Good managers know when to get into the details, and when to let their reports take the ball and run. They know which questions to ask, when to check in, and when to let things be. They understand that just because something isn’t done how they would do it doesn’t mean it hasn’t been done well.
These are not problems that individual contributors in the knowledge economy have to deal with. But they are the exact kind of problems that model managers in the allocation economy will face.
Knowing when and how to get into the details is a learnable skill—and luckily, language models will be built to intelligently check in during crucial periods where oversight is needed. So it won’t be completely on model managers to do this.
The big question is: Is all of this a good thing?
Is the allocation economy good for humanity?
A transition from a knowledge economy to an allocation economy is not likely to happen overnight. When we talk about doing “model management,” that’s going to look like replacing micro-skills—like summarizing meetings into emails—rather than entire tasks end to end, for a while, at least. Even if the capability is there to replace tasks, there are many parts of the economy that won’t catch up for a long time, if ever.

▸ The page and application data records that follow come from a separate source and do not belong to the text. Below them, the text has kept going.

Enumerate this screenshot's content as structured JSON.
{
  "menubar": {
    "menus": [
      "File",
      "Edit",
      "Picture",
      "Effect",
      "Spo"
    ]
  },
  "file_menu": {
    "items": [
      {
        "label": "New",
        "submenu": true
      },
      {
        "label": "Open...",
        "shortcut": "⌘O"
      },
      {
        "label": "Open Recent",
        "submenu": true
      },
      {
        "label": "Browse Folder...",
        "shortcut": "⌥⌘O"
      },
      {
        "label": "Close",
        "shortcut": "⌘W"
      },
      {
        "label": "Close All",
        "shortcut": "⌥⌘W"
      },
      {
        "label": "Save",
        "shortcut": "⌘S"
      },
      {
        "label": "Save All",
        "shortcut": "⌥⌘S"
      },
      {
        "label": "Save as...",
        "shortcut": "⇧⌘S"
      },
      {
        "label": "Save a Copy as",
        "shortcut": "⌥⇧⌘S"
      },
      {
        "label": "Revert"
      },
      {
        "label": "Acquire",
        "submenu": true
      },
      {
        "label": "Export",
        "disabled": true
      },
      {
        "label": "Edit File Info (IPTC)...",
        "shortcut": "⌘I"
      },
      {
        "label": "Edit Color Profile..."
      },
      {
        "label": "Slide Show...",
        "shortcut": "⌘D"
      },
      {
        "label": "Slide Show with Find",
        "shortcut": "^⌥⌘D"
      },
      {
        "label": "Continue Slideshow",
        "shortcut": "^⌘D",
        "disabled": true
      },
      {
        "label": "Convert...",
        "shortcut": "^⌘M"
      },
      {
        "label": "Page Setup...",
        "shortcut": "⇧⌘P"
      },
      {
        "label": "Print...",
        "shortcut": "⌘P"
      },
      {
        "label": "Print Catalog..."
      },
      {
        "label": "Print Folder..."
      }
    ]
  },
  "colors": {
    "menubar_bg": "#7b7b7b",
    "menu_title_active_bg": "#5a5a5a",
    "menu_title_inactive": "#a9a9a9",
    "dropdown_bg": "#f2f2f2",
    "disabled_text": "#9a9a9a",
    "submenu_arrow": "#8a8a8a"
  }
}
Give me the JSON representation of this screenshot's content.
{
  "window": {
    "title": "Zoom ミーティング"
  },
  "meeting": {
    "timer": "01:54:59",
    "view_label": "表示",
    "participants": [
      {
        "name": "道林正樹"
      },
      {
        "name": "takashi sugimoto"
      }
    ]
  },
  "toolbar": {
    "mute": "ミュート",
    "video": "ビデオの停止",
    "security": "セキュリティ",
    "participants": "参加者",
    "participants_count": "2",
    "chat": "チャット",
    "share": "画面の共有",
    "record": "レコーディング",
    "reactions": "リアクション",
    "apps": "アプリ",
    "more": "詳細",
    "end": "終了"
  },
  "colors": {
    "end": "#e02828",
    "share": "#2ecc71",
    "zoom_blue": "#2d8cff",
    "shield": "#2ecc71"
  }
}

I recently got my pants tailored in Cobble Hill, Brooklyn. When I pulled out my credit card to pay for it, the lady behind the counter pointed at a paper sign taped to the wall: “No credit cards.” I think we’ll find a similar pace of adoption for language models: There will be many places where they could be used to augment or replace human labor where they are not. These will be for many different reasons: inertia, regulation, risk, or brand.
This, I think, is a good thing. When it comes to change, the dose makes the poison. The economy is big and complex, and I think we’ll have time to adapt to these changes. And the slow handoff of human thinking to machine thinking is not new. Generative AI models are part of a long-running process.
In his 2013 book Average Is Over, economist Tyler Cowen wrote about a stratification in the economy driven by intelligent machines. He argued that there is a small, elite group of highly skilled workers who are able to work with computers that will reap large rewards—and that the rest of the economy may be left behind:
“If you and your skills are a complement to the computer, your wage and labor market prospects are likely to be cheery. If your skills do not complement the computer, you may want to address that mismatch. Ever more people are starting to fall on one side of the divide or the other. That’s why average is over.”
At the time, he wasn’t writing about generative AI models. He was writing about iPhones and the internet. But generative AI models extend the same trend.
People who are better equipped to use language models in their day-to-day lives will be at a significant advantage in the economy. There will be tremendous rewards for knowing how to allocate intelligence.
Today, management is a skill that only a select few know because it is expensive to train managers: You need to give them a team of humans to practice on. But AI is cheap enough that tomorrow, everyone will have the chance to be a manager—and that will significantly increase the creative potential of every human being.
It will be on our society as a whole to make sure that, with the incredible new tools at our disposal, we bring the rest of the economy along for the ride.